▸ Action item:
Check each line of the data below for the string "like", then report how many lines have it and nothing else.

▸ Input records:
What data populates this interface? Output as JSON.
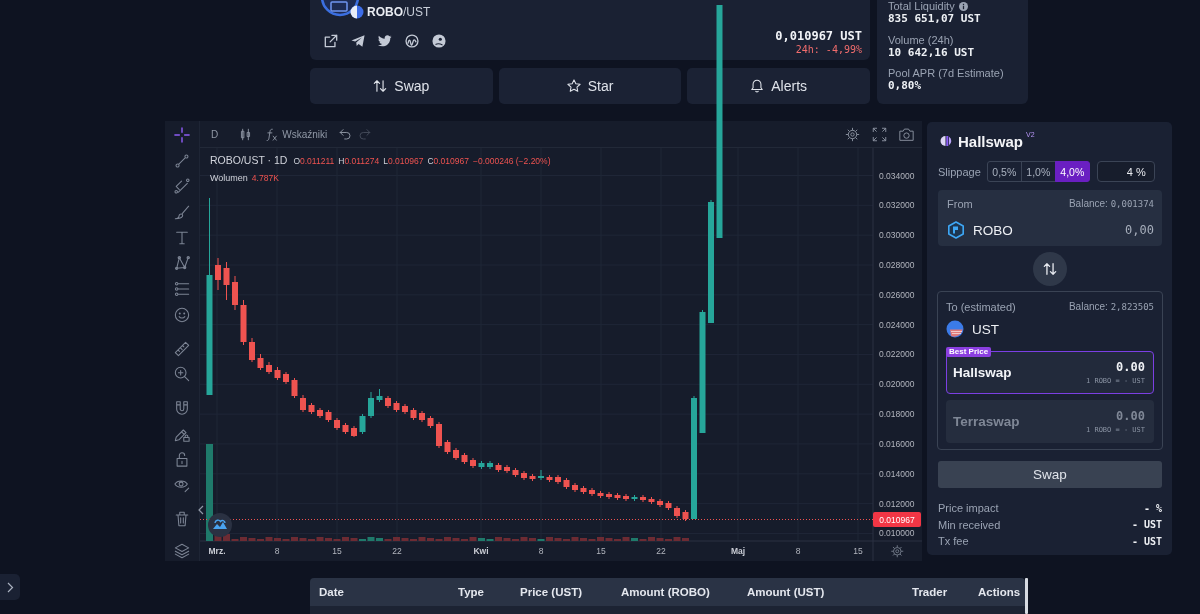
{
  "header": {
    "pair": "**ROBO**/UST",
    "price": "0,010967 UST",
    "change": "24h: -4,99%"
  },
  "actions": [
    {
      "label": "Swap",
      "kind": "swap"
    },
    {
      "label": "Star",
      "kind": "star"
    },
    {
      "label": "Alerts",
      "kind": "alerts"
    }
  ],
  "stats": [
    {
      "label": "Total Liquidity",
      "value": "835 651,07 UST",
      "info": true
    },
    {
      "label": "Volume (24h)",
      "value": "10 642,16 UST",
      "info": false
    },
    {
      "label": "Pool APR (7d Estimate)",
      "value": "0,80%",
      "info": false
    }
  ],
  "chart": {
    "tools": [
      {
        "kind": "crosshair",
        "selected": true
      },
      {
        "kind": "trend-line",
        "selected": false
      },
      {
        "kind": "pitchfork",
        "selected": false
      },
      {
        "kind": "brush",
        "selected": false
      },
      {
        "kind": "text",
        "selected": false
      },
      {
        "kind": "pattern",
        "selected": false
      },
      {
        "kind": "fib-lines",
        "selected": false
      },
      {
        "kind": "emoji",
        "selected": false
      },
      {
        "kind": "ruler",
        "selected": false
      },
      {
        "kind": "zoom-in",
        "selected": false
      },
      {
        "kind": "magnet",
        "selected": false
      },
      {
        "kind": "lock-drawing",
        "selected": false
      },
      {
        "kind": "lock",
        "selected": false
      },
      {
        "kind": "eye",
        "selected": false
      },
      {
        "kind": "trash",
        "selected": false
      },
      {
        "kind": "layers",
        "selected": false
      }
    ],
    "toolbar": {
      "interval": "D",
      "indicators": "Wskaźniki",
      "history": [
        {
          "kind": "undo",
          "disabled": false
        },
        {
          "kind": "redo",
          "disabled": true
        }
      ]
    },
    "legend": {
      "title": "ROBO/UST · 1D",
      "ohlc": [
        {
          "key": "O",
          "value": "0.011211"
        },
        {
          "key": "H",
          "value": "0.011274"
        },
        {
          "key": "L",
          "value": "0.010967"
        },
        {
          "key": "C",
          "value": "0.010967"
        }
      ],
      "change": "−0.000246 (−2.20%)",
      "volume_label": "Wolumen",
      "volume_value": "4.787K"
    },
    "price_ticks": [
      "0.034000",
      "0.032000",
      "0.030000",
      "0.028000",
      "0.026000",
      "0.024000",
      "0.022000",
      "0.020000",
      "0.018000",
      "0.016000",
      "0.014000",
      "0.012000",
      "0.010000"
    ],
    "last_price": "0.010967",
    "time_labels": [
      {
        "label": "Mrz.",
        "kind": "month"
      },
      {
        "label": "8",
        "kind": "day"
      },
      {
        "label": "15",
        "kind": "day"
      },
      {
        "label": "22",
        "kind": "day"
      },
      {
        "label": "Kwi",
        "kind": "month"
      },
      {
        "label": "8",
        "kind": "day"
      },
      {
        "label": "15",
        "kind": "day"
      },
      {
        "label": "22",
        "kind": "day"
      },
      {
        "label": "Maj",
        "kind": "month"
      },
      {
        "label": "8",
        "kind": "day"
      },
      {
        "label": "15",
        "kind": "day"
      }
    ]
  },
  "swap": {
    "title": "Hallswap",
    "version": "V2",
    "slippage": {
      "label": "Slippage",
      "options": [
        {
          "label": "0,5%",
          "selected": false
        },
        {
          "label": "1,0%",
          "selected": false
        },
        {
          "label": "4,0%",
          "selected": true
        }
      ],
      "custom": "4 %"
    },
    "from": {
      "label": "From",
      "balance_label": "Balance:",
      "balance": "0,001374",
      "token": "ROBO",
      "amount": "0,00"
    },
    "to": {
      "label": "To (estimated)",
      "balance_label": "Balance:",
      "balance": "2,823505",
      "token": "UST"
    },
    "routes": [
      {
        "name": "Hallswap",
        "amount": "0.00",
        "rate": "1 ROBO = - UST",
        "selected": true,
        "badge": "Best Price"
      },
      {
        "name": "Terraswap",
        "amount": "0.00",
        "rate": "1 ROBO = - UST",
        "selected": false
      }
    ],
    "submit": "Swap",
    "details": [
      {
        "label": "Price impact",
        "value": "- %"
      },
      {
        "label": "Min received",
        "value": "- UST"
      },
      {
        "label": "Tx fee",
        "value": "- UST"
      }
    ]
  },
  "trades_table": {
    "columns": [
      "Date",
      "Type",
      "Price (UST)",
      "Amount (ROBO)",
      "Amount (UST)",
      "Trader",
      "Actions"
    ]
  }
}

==

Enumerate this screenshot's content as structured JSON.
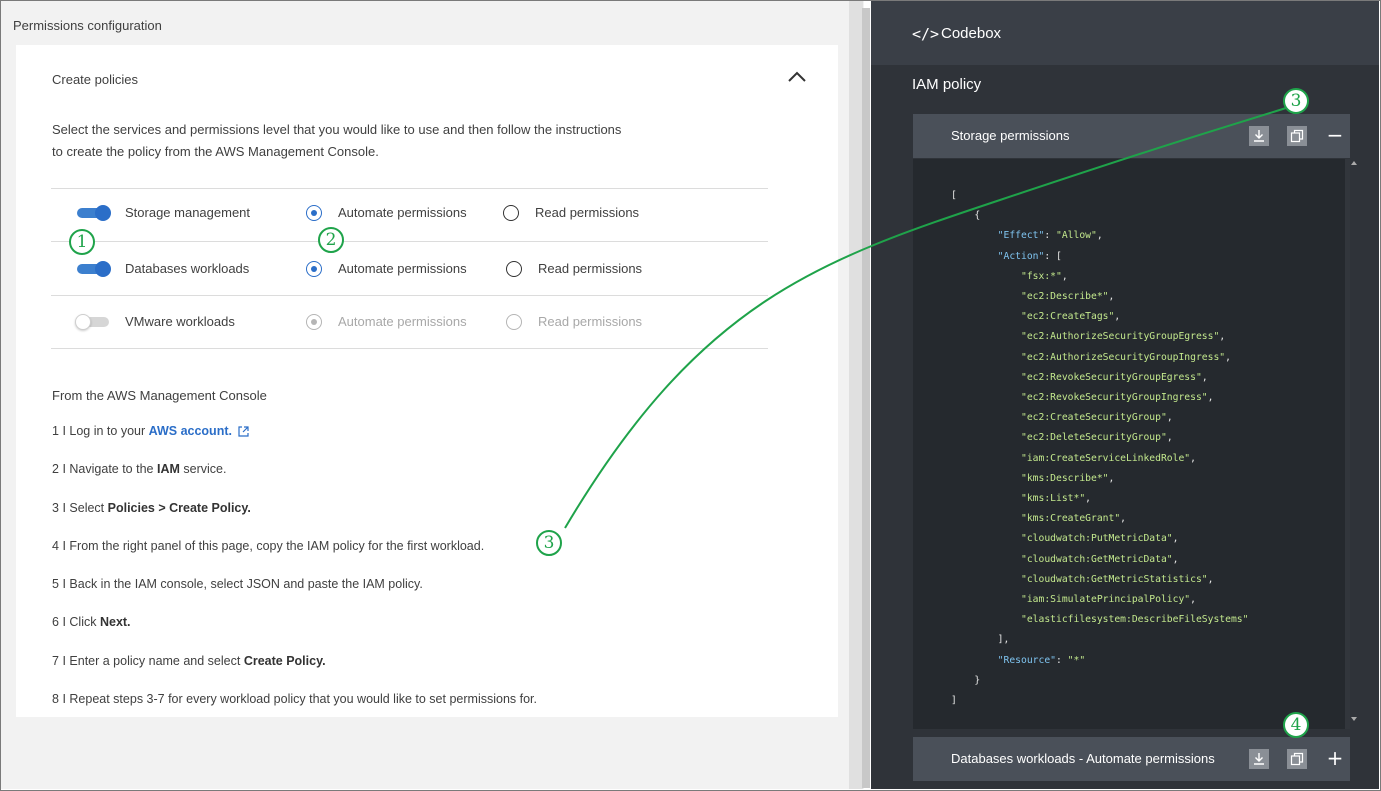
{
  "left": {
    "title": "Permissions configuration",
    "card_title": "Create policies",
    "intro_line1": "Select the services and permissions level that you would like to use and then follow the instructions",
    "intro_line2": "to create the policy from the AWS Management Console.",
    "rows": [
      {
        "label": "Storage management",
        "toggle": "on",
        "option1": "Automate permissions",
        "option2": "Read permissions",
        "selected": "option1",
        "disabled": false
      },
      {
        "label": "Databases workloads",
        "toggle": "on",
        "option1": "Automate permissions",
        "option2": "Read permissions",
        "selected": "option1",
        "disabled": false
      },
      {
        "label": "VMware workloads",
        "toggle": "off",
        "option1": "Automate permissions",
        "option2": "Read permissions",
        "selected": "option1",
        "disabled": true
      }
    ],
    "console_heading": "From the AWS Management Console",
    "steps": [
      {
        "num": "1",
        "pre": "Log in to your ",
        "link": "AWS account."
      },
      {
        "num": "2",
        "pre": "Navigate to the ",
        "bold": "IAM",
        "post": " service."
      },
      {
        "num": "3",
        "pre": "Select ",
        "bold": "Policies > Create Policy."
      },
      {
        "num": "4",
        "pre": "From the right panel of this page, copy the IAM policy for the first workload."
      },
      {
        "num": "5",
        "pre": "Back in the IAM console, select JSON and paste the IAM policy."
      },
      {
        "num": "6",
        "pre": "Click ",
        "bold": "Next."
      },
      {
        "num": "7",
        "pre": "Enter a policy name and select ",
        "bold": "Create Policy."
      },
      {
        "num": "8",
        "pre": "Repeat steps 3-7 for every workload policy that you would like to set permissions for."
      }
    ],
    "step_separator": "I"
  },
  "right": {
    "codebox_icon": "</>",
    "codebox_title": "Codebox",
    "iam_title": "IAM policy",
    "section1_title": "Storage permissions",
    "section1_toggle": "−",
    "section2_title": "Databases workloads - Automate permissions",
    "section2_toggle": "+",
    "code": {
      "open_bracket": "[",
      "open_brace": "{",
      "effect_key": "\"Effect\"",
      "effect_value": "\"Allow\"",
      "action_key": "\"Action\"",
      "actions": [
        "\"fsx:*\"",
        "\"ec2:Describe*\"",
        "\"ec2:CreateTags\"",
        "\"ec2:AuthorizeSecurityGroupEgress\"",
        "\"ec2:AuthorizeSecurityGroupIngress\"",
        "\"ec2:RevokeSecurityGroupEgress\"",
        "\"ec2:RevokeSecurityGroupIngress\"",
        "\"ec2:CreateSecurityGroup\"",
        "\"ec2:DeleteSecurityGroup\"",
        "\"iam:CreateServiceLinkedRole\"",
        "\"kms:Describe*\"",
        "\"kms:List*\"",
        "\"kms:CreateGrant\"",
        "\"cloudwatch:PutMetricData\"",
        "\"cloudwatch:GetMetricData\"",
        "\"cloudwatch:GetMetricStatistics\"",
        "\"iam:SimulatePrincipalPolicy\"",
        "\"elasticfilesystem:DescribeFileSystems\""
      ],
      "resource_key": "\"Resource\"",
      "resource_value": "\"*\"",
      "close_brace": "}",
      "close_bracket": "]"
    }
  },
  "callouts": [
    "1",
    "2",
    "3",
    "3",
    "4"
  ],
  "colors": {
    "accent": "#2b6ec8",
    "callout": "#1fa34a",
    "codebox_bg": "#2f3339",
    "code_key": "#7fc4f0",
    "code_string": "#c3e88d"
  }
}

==

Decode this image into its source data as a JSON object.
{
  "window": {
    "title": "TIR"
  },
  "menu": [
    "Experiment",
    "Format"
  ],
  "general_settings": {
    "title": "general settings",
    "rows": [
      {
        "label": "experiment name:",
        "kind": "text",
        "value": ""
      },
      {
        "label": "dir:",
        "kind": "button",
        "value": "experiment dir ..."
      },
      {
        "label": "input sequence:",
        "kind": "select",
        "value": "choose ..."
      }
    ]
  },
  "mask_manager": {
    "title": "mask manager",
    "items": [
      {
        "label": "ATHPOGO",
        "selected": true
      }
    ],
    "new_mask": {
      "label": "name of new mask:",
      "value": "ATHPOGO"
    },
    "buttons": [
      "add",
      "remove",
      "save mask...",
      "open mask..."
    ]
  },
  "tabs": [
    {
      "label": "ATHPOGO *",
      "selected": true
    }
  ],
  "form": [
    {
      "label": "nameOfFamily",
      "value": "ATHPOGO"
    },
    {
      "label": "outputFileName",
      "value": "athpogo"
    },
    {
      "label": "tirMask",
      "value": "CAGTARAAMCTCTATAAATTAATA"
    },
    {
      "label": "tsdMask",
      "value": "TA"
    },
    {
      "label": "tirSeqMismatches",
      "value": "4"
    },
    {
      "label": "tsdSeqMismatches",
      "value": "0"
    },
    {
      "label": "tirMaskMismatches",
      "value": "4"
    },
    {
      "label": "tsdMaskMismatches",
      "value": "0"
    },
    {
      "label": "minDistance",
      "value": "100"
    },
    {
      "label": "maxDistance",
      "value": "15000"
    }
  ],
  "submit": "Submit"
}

▸ Expected answer:
2